‘I make no promised,’ said the Lion.
Jill was so thirty now that, without noticing it, she had come a step nearer.
‘Do you eat girls?’ she said. ‘I have swallowed up girls and boys, women and men, kings and emperors, cities and realms,” said the Lion. It didn’t say this as if it were boasting, nor as if it were sorry, nor as if it were angry. It just said it.
God is love yet He is also justice and unpredictable in all. Many times throughout the Scriptures God acts in ways that none of us could ever expect. There are times when we see think the Lord will bring punishment on people yet He ends up giving mercy. Then there are other times when we expect the Lord to be merciful but He punishes them instead. You cannot say that He will do this or do that unless He has said that it is what He will do because the one thing He is not is unfaithful. “If we are faithless, he remains faithful for he cannot deny himself.”
The next thing I learned about the Lord was probably the hardest and most undesirable lesson to learn about Him for me. The lesson was that God self-limits himself in many ways including actions and knowledge. This probably seems absurd to you because it did to me when I first came across verses that showed such things. The main thing with self-limitation is not that the Lord cannot but that He chooses not to obtain knowledge or such. If you don’t agree with this lesson, I completely understand and there is no requirement as a Christian to believe or not to believe it. I myself thought I would be the last person on earth to believe the theory of self-limitation. The first scripture that made me consider such a theory was in Genesis after the binding of Isaac. In chapter 22 verse 12, the Lord said, “Do not lay your hand on the boy or do anything to him, for now I know that you fear God, seeing you have not withheld your son, your only son, from me.” Tried very hard to come up with a theory on how the Lord could have know this before the event but it never lined up with the fact that He said, “now I know.” Another example of the self-limiting knowledge of God is in the gospels. In Matthew 24:36 Jesus says, “But concerning that day and hour [of the Second Coming] no one knows, not even the angels of heaven, nor the Son, but the Father only.” Of course this is different from the event in Genesis because only part of the Trinity is limited from this knowledge. Most likely as many scholars believe, this limit on Jesus shows His humanity. Yet still this is a form of self-limiting because by choosing to be fully human (while He is also fully God) He was choosing self-limitation. He felt saving humanity for His glory was more important. This lesson cannot be left here because the knowledge of God is not the only thing that He chose to limit. After the Flood and the ark had landed, the Lord promised that “the waters shall never again become a flood to destroy all flesh.” He therefore limited his future actions by making this promise.
So why does the Lord do this? Doesn’t it take away from God’s powerful nature?
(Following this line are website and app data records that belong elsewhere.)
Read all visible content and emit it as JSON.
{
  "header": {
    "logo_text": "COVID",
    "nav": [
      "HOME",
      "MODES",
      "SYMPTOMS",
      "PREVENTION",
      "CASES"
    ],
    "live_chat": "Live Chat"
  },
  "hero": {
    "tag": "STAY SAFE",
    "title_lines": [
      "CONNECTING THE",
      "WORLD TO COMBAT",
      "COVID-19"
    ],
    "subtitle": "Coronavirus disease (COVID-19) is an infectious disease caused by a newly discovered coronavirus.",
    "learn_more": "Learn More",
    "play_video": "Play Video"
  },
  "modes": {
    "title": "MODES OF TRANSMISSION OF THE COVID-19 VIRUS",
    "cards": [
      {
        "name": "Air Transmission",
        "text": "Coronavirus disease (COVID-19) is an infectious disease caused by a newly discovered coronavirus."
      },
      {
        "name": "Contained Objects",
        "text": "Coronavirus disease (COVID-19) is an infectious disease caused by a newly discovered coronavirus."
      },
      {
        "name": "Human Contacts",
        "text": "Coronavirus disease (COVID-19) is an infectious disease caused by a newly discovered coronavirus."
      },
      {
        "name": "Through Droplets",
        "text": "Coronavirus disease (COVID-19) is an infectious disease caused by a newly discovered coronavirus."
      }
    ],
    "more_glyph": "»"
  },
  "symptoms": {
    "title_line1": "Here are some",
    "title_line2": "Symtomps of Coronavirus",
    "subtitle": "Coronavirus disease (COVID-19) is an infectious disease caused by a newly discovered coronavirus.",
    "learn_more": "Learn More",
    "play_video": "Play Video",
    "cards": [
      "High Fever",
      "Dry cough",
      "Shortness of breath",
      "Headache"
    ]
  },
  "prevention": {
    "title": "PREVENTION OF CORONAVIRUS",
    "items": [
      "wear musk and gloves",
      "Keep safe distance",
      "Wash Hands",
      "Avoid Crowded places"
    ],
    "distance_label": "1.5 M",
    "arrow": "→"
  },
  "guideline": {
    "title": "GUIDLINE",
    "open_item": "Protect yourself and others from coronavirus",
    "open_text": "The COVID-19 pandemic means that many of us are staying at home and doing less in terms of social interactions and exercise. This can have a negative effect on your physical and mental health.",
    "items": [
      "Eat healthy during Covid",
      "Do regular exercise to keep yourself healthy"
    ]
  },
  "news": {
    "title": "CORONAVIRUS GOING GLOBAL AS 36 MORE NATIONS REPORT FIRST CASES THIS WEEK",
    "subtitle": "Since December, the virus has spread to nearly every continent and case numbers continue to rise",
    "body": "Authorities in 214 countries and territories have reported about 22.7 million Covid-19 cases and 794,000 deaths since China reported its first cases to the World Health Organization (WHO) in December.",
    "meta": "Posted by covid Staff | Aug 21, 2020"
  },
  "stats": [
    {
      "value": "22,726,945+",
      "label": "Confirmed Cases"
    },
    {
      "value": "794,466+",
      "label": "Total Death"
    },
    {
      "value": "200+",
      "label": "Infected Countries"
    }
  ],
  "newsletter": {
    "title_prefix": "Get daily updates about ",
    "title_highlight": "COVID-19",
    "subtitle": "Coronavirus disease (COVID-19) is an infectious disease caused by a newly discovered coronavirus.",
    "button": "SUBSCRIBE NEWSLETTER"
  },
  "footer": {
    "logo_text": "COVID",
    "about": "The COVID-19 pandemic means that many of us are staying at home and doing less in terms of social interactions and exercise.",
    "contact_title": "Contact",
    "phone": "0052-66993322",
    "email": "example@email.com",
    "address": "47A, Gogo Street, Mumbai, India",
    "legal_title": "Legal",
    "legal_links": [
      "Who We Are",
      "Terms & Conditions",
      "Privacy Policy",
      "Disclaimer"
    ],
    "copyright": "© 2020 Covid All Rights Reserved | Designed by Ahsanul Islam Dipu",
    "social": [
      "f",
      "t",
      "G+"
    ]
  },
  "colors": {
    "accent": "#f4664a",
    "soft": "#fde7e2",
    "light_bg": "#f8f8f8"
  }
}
These are two very good questions. There could be many reasons why the Lord does this and the reason I will give may not even be one of them. As I thought about why He would do it, I got an interesting answer from my Old Testament professor. The idea is that the Lord becomes more relational by doing such this. His promises and covenants such as the one above with Noah are what begin relationships between Him and humanity. This is the very same reason for other self-limiting events such as Christ’s not knowing when the Second Coming will be. As I said before, this happened when He decided to become human and enter the world to save humanity. He made this choice to reestablish a relationship between humanity and the Lord.
As we learn more and more about the Lord, there will be times when our beliefs and thoughts on his character are corrected. The Scriptures are truly not systematic but naturally disordering to us, yet we can still find comfort in them and in the Lord. He is faithful, relational, and loving yet also mysterious, unpredictable, and indescribable. There is no one like Him in heaven or on earth. No false god or man-created myth can compare to His majesty.